Collected data
========

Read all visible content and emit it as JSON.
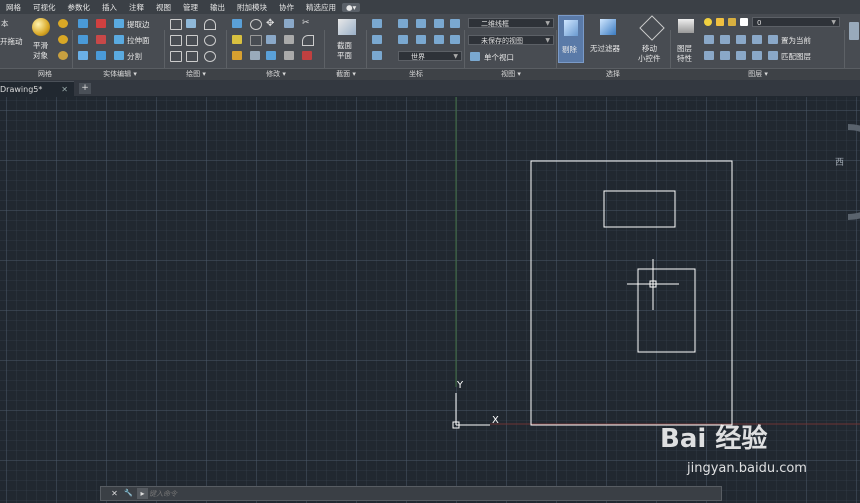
{
  "menubar": {
    "items": [
      "网格",
      "可视化",
      "参数化",
      "插入",
      "注释",
      "视图",
      "管理",
      "输出",
      "附加模块",
      "协作",
      "精选应用"
    ]
  },
  "ribbon": {
    "left_edge": {
      "line1": "本",
      "line2": "开拖动"
    },
    "smooth": {
      "line1": "平滑",
      "line2": "对象"
    },
    "solid_edit": {
      "extract_edge": "提取边",
      "extrude_face": "拉伸面",
      "separate": "分割"
    },
    "section": {
      "line1": "截面",
      "line2": "平面"
    },
    "coords": {
      "ucs_value": "世界"
    },
    "view": {
      "visual_style": "二维线框",
      "saved_view": "未保存的视图",
      "viewport": "单个视口"
    },
    "select": {
      "culling": "剔除",
      "no_filter": "无过滤器",
      "gizmo_line1": "移动",
      "gizmo_line2": "小控件"
    },
    "layers": {
      "properties_line1": "图层",
      "properties_line2": "特性",
      "current_layer": "0",
      "set_current": "置为当前",
      "match_layer": "匹配图层"
    }
  },
  "panel_titles": {
    "mesh": "网格",
    "solid_edit": "实体编辑 ▾",
    "draw": "绘图 ▾",
    "modify": "修改 ▾",
    "section": "截面 ▾",
    "coordinates": "坐标",
    "view": "视图 ▾",
    "selection": "选择",
    "layers": "图层 ▾"
  },
  "tabs": {
    "active": "Drawing5*",
    "close": "✕",
    "add": "+"
  },
  "canvas": {
    "ucs_y": "Y",
    "ucs_x": "X",
    "viewcube_west": "西"
  },
  "command": {
    "placeholder": "键入命令",
    "close": "✕",
    "settings": "🔧"
  },
  "watermark": {
    "logo": "Bai  经验",
    "url": "jingyan.baidu.com"
  },
  "colors": {
    "canvas": "#212830",
    "ribbon": "#484c52",
    "ucs_y_axis": "#4a8a4a",
    "ucs_x_axis": "#8a3a3a",
    "geometry": "#ffffff"
  }
}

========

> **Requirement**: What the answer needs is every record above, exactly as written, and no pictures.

> **Response to this task**:
Read all visible content and emit it as JSON.
{
  "menubar": {
    "items": [
      "网格",
      "可视化",
      "参数化",
      "插入",
      "注释",
      "视图",
      "管理",
      "输出",
      "附加模块",
      "协作",
      "精选应用"
    ]
  },
  "ribbon": {
    "left_edge": {
      "line1": "本",
      "line2": "开拖动"
    },
    "smooth": {
      "line1": "平滑",
      "line2": "对象"
    },
    "solid_edit": {
      "extract_edge": "提取边",
      "extrude_face": "拉伸面",
      "separate": "分割"
    },
    "section": {
      "line1": "截面",
      "line2": "平面"
    },
    "coords": {
      "ucs_value": "世界"
    },
    "view": {
      "visual_style": "二维线框",
      "saved_view": "未保存的视图",
      "viewport": "单个视口"
    },
    "select": {
      "culling": "剔除",
      "no_filter": "无过滤器",
      "gizmo_line1": "移动",
      "gizmo_line2": "小控件"
    },
    "layers": {
      "properties_line1": "图层",
      "properties_line2": "特性",
      "current_layer": "0",
      "set_current": "置为当前",
      "match_layer": "匹配图层"
    }
  },
  "panel_titles": {
    "mesh": "网格",
    "solid_edit": "实体编辑 ▾",
    "draw": "绘图 ▾",
    "modify": "修改 ▾",
    "section": "截面 ▾",
    "coordinates": "坐标",
    "view": "视图 ▾",
    "selection": "选择",
    "layers": "图层 ▾"
  },
  "tabs": {
    "active": "Drawing5*",
    "close": "✕",
    "add": "+"
  },
  "canvas": {
    "ucs_y": "Y",
    "ucs_x": "X",
    "viewcube_west": "西"
  },
  "command": {
    "placeholder": "键入命令",
    "close": "✕",
    "settings": "🔧"
  },
  "watermark": {
    "logo": "Bai  经验",
    "url": "jingyan.baidu.com"
  },
  "colors": {
    "canvas": "#212830",
    "ribbon": "#484c52",
    "ucs_y_axis": "#4a8a4a",
    "ucs_x_axis": "#8a3a3a",
    "geometry": "#ffffff"
  }
}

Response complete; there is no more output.